Inspecting the Industrial Internet of Things

Many people by now have some level of awareness of The Internet of Things (IoT), if not first-hand experience. Washing machines sending notifications when a part needs renewing. A kettle boiling based on your estimated waking time. Lights that switch on when you arrive. These are all examples of devices in the IoT. 

So what’s the Industrial Internet of Things (IIoT), also described as the Industrial Internet, all about? Simply, it’s IoT – applied to manufacturing. Cloud computing may have freed IT support to become agile innovators and the IIoT will do the same for machines, “freeing” them to direct other machines, networks, and connectors.

Intelligent instruments

Imagine a “smart factory,” where machines connect to each other. Managers can use a mobile device and connect to an interface for real-time performance monitoring – at any time, from anywhere. Subcontracting and outsourcing can be made easier with connected devices, which is ideal for an era of globalisation and outsourcing.

Infrastructure and troubleshooting could be handled by predictive maintenance technology, enabling companies to proactively mitigate issues and reduce non-productive time. We would move towards an automated industry, with obvious advantages of scale, cost and efficiency.

As IIoT increases, we may see a shift in economic output, here’s why. Traditional manufacturing assesses outcomes in terms of tangible results and clearly defined values, such as barrels of oil or kilowatts of power. With the IIoT, the shift is towards services, spawning new roles and opportunities. We expect this will lead to a change in the measurement of success – and of ROI.

A new industrial revolution

In Germany, the government has launched INDUSTRIE 4.0, an IIoT initiative which “represents the coming fourth industrial revolution on the way to an Internet of Things, Data and Services.” Its E200m investment is supplemented by support from German companies such as Deutsche Telekom, Siemens, and SAP. Angela Merkel, speaking at the World Economic Forum, said: “We must – and I say this as the German chancellor in the face of a strong Germany economy – deal quickly with the fusion of the online world and the world of industrial production. In Germany, we call it Industrie 4.0.” 

The role of security

A GE and Accenture study of executives across industries analysed the role of big data and the IIoT. Three main challenges to adoption identified by companies were systems integration issues, security concerns and data silos:

1. Systems integration - Naturally, IIoT relies on some form of integrated ecosystem. Products will need to “talk” to services in order to function as a whole.

2. Security - The greater the number of interconnects, the higher the security risk—at least, in a standard data centre. Decision-makers may consider colocation as a viable alternative.

3. Data silos - Delivering the full benefits of IIoT requires working with partners and suppliers, perhaps over the same interoperable network, to avoid silos. There’s also the lifecycle aspect to consider. A connected device such as a smartwatch may last two years.

Consumer-oriented IoT is primarily about apps, wireless connectivity and Bluetooth. This means in consumer IoT there’s increased innovation and faster releases, but also increased disposability. Contrast that to a slower-paced industrial environment, where there are more stakeholders involved and where procurement departments likely mean a slower, more long-term investment approach.

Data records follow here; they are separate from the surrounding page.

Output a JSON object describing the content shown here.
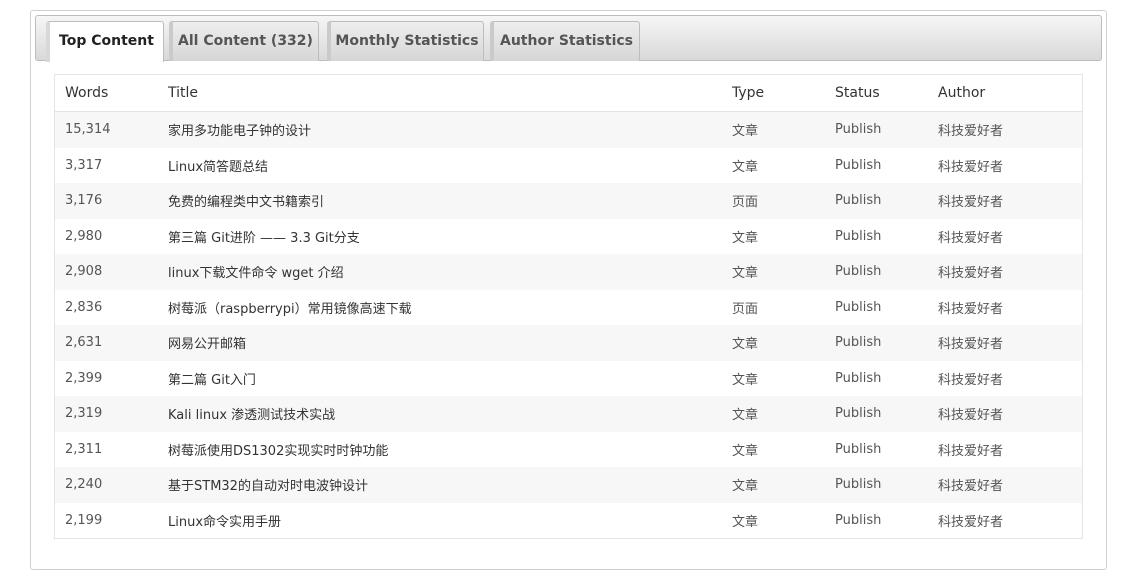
{
  "tabs": [
    {
      "label": "Top Content",
      "active": true
    },
    {
      "label": "All Content (332)",
      "active": false
    },
    {
      "label": "Monthly Statistics",
      "active": false
    },
    {
      "label": "Author Statistics",
      "active": false
    }
  ],
  "table": {
    "headers": {
      "words": "Words",
      "title": "Title",
      "type": "Type",
      "status": "Status",
      "author": "Author"
    },
    "rows": [
      {
        "words": "15,314",
        "title": "家用多功能电子钟的设计",
        "type": "文章",
        "status": "Publish",
        "author": "科技爱好者"
      },
      {
        "words": "3,317",
        "title": "Linux简答题总结",
        "type": "文章",
        "status": "Publish",
        "author": "科技爱好者"
      },
      {
        "words": "3,176",
        "title": "免费的编程类中文书籍索引",
        "type": "页面",
        "status": "Publish",
        "author": "科技爱好者"
      },
      {
        "words": "2,980",
        "title": "第三篇 Git进阶 —— 3.3 Git分支",
        "type": "文章",
        "status": "Publish",
        "author": "科技爱好者"
      },
      {
        "words": "2,908",
        "title": "linux下载文件命令 wget 介绍",
        "type": "文章",
        "status": "Publish",
        "author": "科技爱好者"
      },
      {
        "words": "2,836",
        "title": "树莓派（raspberrypi）常用镜像高速下载",
        "type": "页面",
        "status": "Publish",
        "author": "科技爱好者"
      },
      {
        "words": "2,631",
        "title": "网易公开邮箱",
        "type": "文章",
        "status": "Publish",
        "author": "科技爱好者"
      },
      {
        "words": "2,399",
        "title": "第二篇 Git入门",
        "type": "文章",
        "status": "Publish",
        "author": "科技爱好者"
      },
      {
        "words": "2,319",
        "title": "Kali linux 渗透测试技术实战",
        "type": "文章",
        "status": "Publish",
        "author": "科技爱好者"
      },
      {
        "words": "2,311",
        "title": "树莓派使用DS1302实现实时时钟功能",
        "type": "文章",
        "status": "Publish",
        "author": "科技爱好者"
      },
      {
        "words": "2,240",
        "title": "基于STM32的自动对时电波钟设计",
        "type": "文章",
        "status": "Publish",
        "author": "科技爱好者"
      },
      {
        "words": "2,199",
        "title": "Linux命令实用手册",
        "type": "文章",
        "status": "Publish",
        "author": "科技爱好者"
      }
    ]
  }
}
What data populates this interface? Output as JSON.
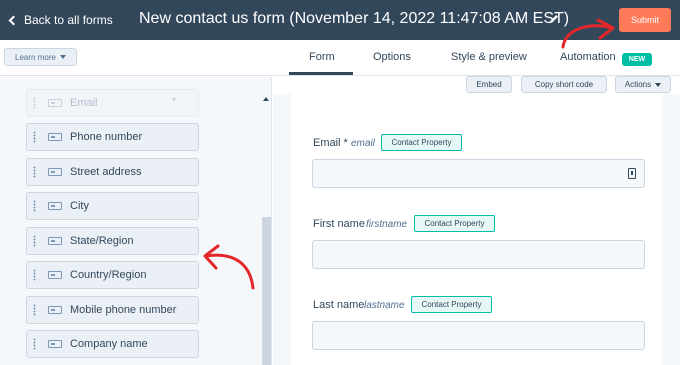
{
  "header": {
    "back_label": "Back to all forms",
    "title": "New contact us form (November 14, 2022 11:47:08 AM EST)",
    "submit_label": "Submit"
  },
  "tabs_bar": {
    "learn_more_label": "Learn more",
    "tabs": [
      {
        "label": "Form",
        "active": true
      },
      {
        "label": "Options",
        "active": false
      },
      {
        "label": "Style & preview",
        "active": false
      },
      {
        "label": "Automation",
        "active": false
      }
    ],
    "new_badge": "NEW"
  },
  "action_bar": {
    "embed_label": "Embed",
    "copy_label": "Copy short code",
    "actions_label": "Actions"
  },
  "field_list": {
    "items": [
      {
        "label": "Email",
        "star": "*"
      },
      {
        "label": "Phone number"
      },
      {
        "label": "Street address"
      },
      {
        "label": "City"
      },
      {
        "label": "State/Region"
      },
      {
        "label": "Country/Region"
      },
      {
        "label": "Mobile phone number"
      },
      {
        "label": "Company name"
      }
    ]
  },
  "form_preview": {
    "fields": [
      {
        "label": "Email *",
        "internal": "email",
        "badge": "Contact Property"
      },
      {
        "label": "First name",
        "internal": "firstname",
        "badge": "Contact Property"
      },
      {
        "label": "Last name",
        "internal": "lastname",
        "badge": "Contact Property"
      }
    ]
  },
  "colors": {
    "header_bg": "#33475b",
    "submit_bg": "#ff7a59",
    "accent_teal": "#00bda5",
    "annotation_red": "#e3262a"
  },
  "icons": [
    "chevron-left-icon",
    "pencil-icon",
    "caret-down-icon",
    "drag-handle-icon",
    "text-field-icon",
    "contact-card-icon",
    "arrow-annotation-icon"
  ]
}
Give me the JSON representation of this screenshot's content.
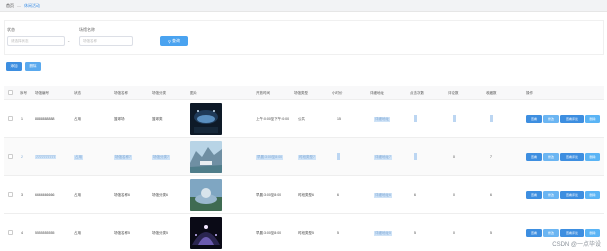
{
  "breadcrumb": {
    "home": "首页",
    "separator": "—",
    "current": "休闲活动"
  },
  "filters": {
    "status_label": "状态",
    "status_placeholder": "请选择状态",
    "name_label": "场馆名称",
    "name_placeholder": "场馆名称",
    "search_label": "查询"
  },
  "actions": {
    "add_label": "添加",
    "delete_label": "删除"
  },
  "table": {
    "headers": [
      "序号",
      "场馆编号",
      "状态",
      "场馆名称",
      "场馆分类",
      "图片",
      "开放时间",
      "场馆类型",
      "小时价",
      "详细地址",
      "点击次数",
      "评论数",
      "收藏数",
      "操作"
    ],
    "row_buttons": {
      "view": "查看",
      "edit": "修改",
      "comment": "查看评论",
      "delete": "删除"
    },
    "rows": [
      {
        "index": "1",
        "code": "8888888888",
        "status": "占用",
        "name": "篮球场",
        "category": "篮球类",
        "time": "上午:0:00至下午:0:00",
        "type": "公共",
        "price": "15",
        "address": "详细地址",
        "clicks": "",
        "comments": "",
        "favorites": ""
      },
      {
        "index": "2",
        "code": "7777777777",
        "status": "占用",
        "name": "场馆名称7",
        "category": "场馆分类7",
        "time": "早晨:3:00至8:00",
        "type": "时段类型7",
        "price": "",
        "address": "详细地址7",
        "clicks": "",
        "comments": "0",
        "favorites": "7"
      },
      {
        "index": "3",
        "code": "6666666666",
        "status": "占用",
        "name": "场馆名称6",
        "category": "场馆分类6",
        "time": "早晨:3:00至8:00",
        "type": "时段类型6",
        "price": "6",
        "address": "详细地址6",
        "clicks": "6",
        "comments": "0",
        "favorites": "6"
      },
      {
        "index": "4",
        "code": "5555555555",
        "status": "占用",
        "name": "场馆名称5",
        "category": "场馆分类5",
        "time": "早晨:3:00至8:00",
        "type": "时段类型5",
        "price": "5",
        "address": "详细地址5",
        "clicks": "5",
        "comments": "0",
        "favorites": "5"
      }
    ]
  },
  "watermark": "CSDN @一点毕设",
  "colors": {
    "primary": "#3d8ee0",
    "light": "#6bb5f2",
    "breadcrumb_current": "#3a8ee6"
  }
}
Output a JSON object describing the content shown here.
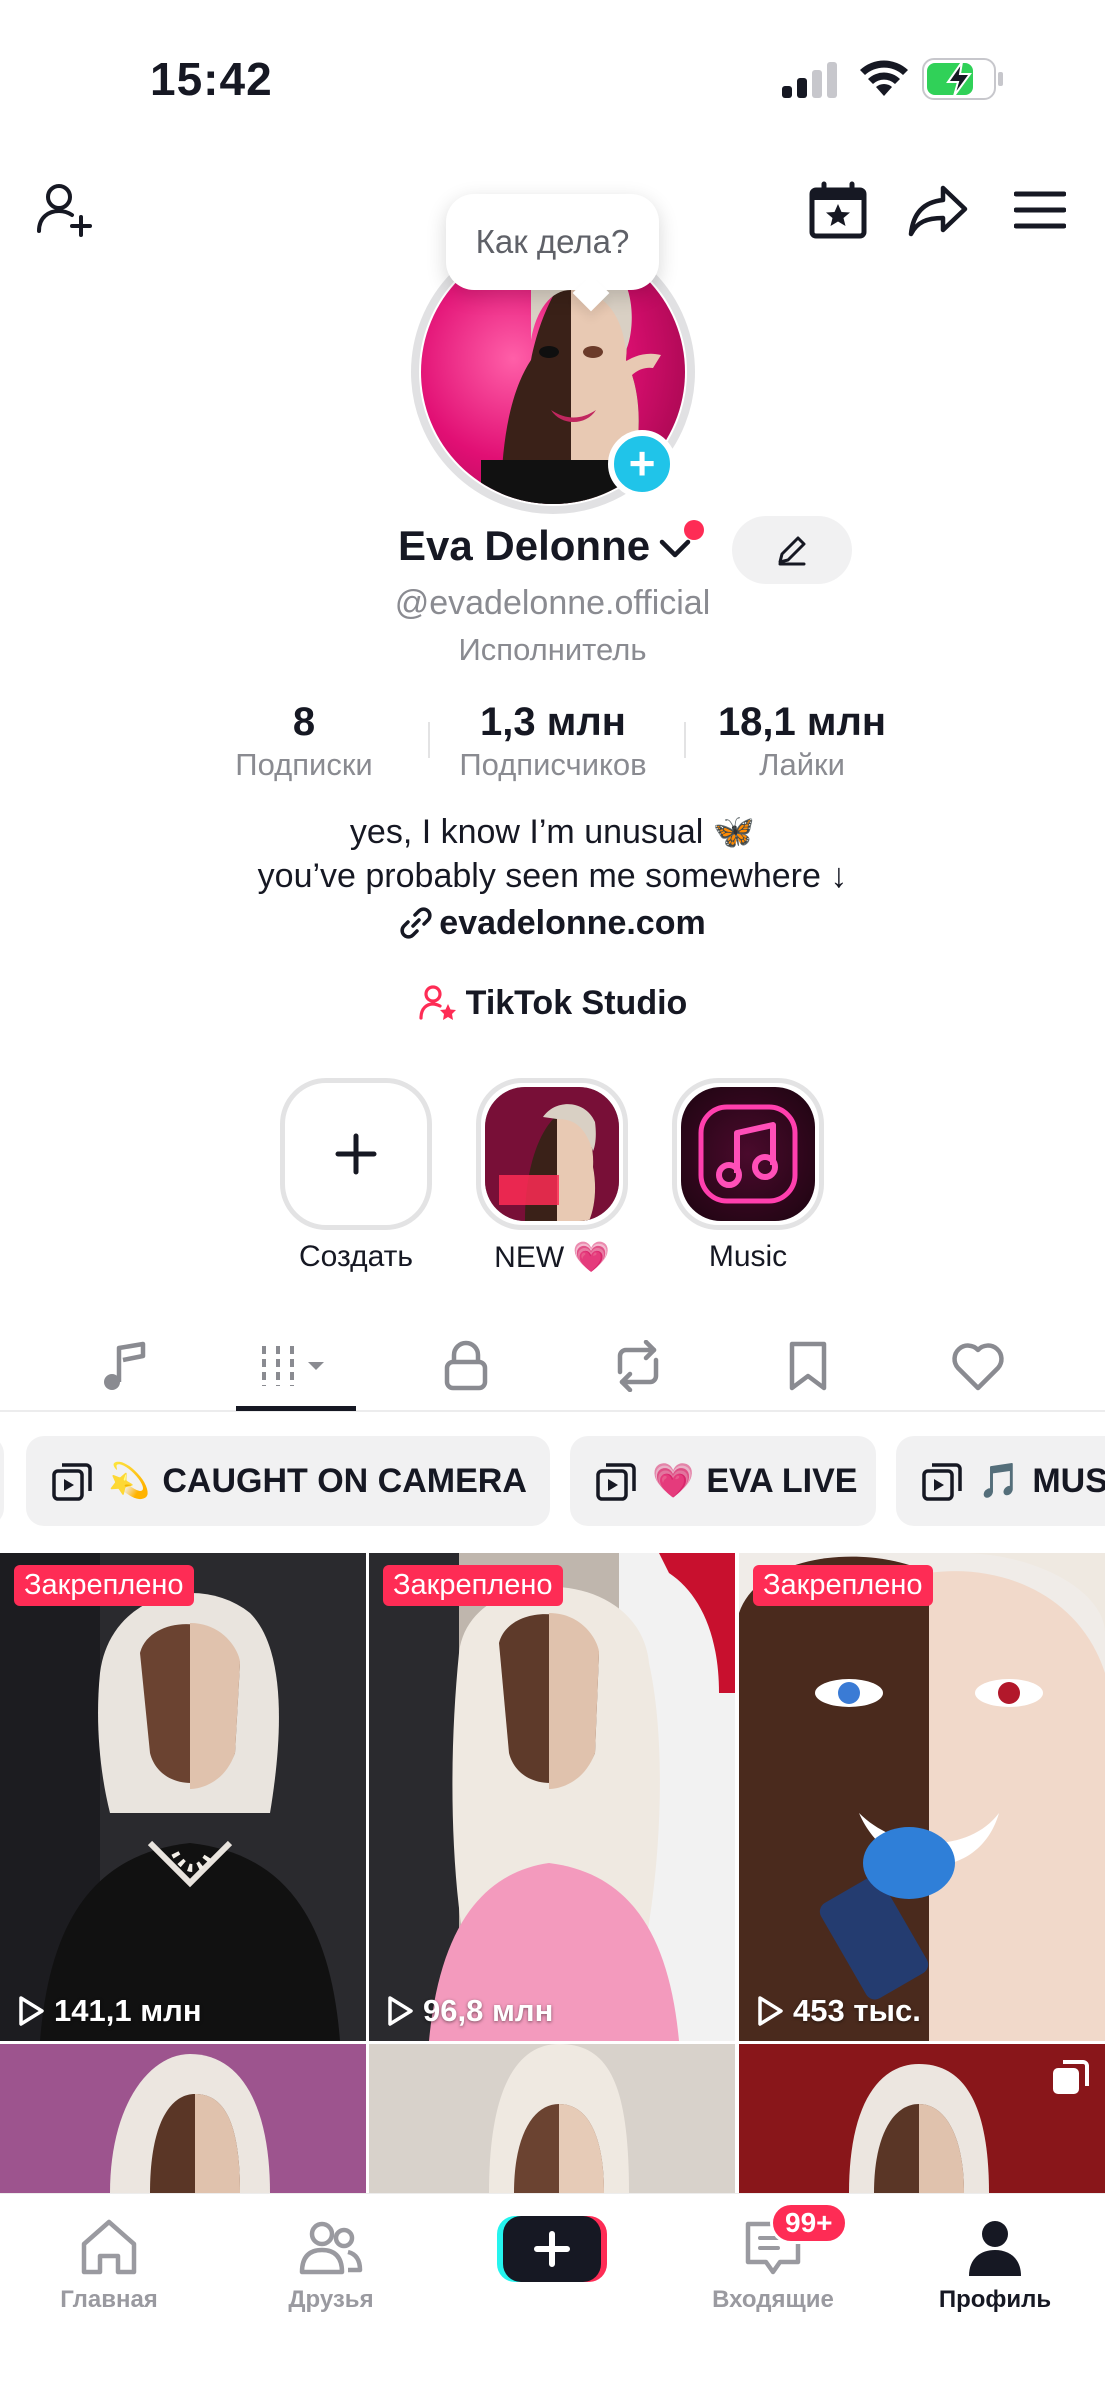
{
  "status_bar": {
    "time": "15:42"
  },
  "profile": {
    "greeting_bubble": "Как дела?",
    "name": "Eva Delonne",
    "username": "@evadelonne.official",
    "category": "Исполнитель",
    "stats": [
      {
        "value": "8",
        "label": "Подписки"
      },
      {
        "value": "1,3 млн",
        "label": "Подписчиков"
      },
      {
        "value": "18,1 млн",
        "label": "Лайки"
      }
    ],
    "bio_line1": "yes, I know I’m unusual 🦋",
    "bio_line2": "you’ve probably seen me somewhere ↓",
    "link": "evadelonne.com",
    "studio": "TikTok Studio"
  },
  "highlights": [
    {
      "label": "Создать",
      "icon": "plus-icon"
    },
    {
      "label": "NEW 💗",
      "icon": "cover-image"
    },
    {
      "label": "Music",
      "icon": "music-note-icon"
    }
  ],
  "tabs": [
    {
      "icon": "music-note-icon"
    },
    {
      "icon": "grid-icon"
    },
    {
      "icon": "lock-icon"
    },
    {
      "icon": "repost-icon"
    },
    {
      "icon": "bookmark-icon"
    },
    {
      "icon": "heart-icon"
    }
  ],
  "playlists": [
    {
      "emoji": "💫",
      "label": "CAUGHT ON CAMERA"
    },
    {
      "emoji": "💗",
      "label": "EVA LIVE"
    },
    {
      "emoji": "🎵",
      "label": "MUS"
    }
  ],
  "videos": [
    {
      "badge": "Закреплено",
      "views": "141,1 млн"
    },
    {
      "badge": "Закреплено",
      "views": "96,8 млн"
    },
    {
      "badge": "Закреплено",
      "views": "453 тыс."
    }
  ],
  "bottom_nav": {
    "home": "Главная",
    "friends": "Друзья",
    "inbox": "Входящие",
    "inbox_badge": "99+",
    "profile": "Профиль"
  },
  "colors": {
    "accent": "#fe2c55",
    "cyan": "#20c4e9",
    "text": "#161823",
    "muted": "#8a8b91"
  }
}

The industrial environment is still very much about wires, legacy systems and architecture. In the short term, a hybrid solution may be most appropriate for building a successful IIoT. That being said, what’s clear is there will need to be investment on an industrial scale as data needs will also increase on a large scale.

The increased data consumption puts data centres at the heart of the 4th industrial revolution. 

 Dale Green, Marketing Director at Digital Realty 

 Image Credit: Chesky / Shutterstock